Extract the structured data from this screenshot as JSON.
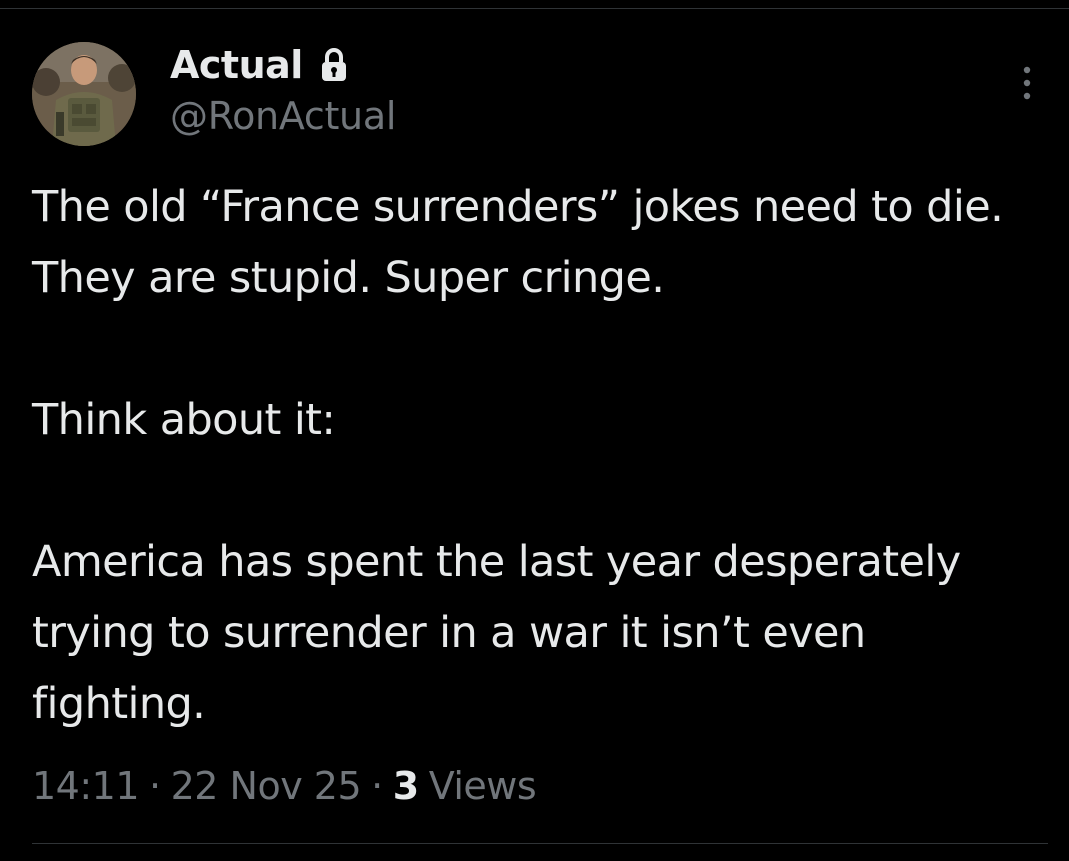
{
  "author": {
    "display_name": "Actual",
    "handle": "@RonActual",
    "verified_lock": "lock-icon",
    "avatar": "avatar-soldier-photo"
  },
  "tweet": {
    "paragraphs": [
      "The old “France surrenders” jokes need to die. They are stupid. Super cringe.",
      "Think about it:",
      "America has spent the last year desperately trying to surrender in a war it isn’t even fighting."
    ]
  },
  "meta": {
    "time": "14:11",
    "separator": "·",
    "date": "22 Nov 25",
    "views_count": "3",
    "views_label": "Views"
  },
  "colors": {
    "background": "#000000",
    "text_primary": "#e7e9ea",
    "text_secondary": "#71767b",
    "divider": "#2f3336"
  }
}
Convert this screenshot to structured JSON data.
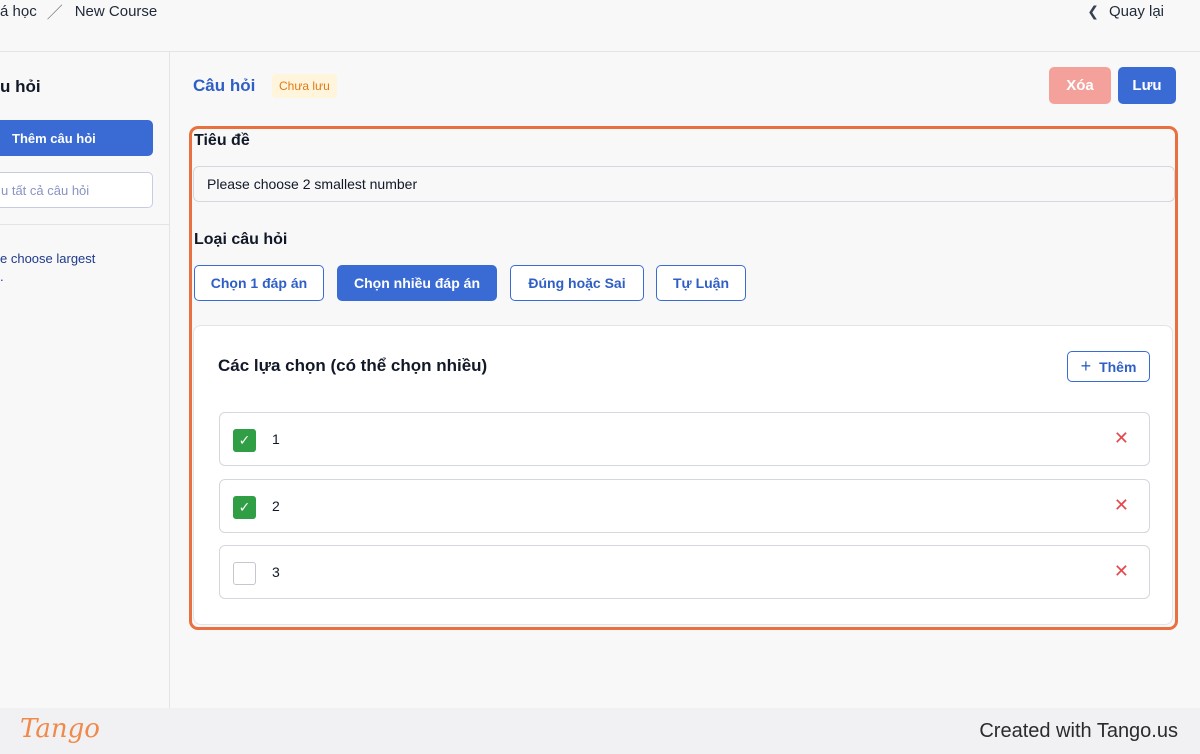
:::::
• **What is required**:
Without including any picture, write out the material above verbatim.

• **Reply**:
Extract the structured data from this screenshot as JSON.
{
  "author": {
    "display_name": "Actual",
    "handle": "@RonActual",
    "verified_lock": "lock-icon",
    "avatar": "avatar-soldier-photo"
  },
  "tweet": {
    "paragraphs": [
      "The old “France surrenders” jokes need to die. They are stupid. Super cringe.",
      "Think about it:",
      "America has spent the last year desperately trying to surrender in a war it isn’t even fighting."
    ]
  },
  "meta": {
    "time": "14:11",
    "separator": "·",
    "date": "22 Nov 25",
    "views_count": "3",
    "views_label": "Views"
  },
  "colors": {
    "background": "#000000",
    "text_primary": "#e7e9ea",
    "text_secondary": "#71767b",
    "divider": "#2f3336"
  }
}
Convert this screenshot to structured JSON data.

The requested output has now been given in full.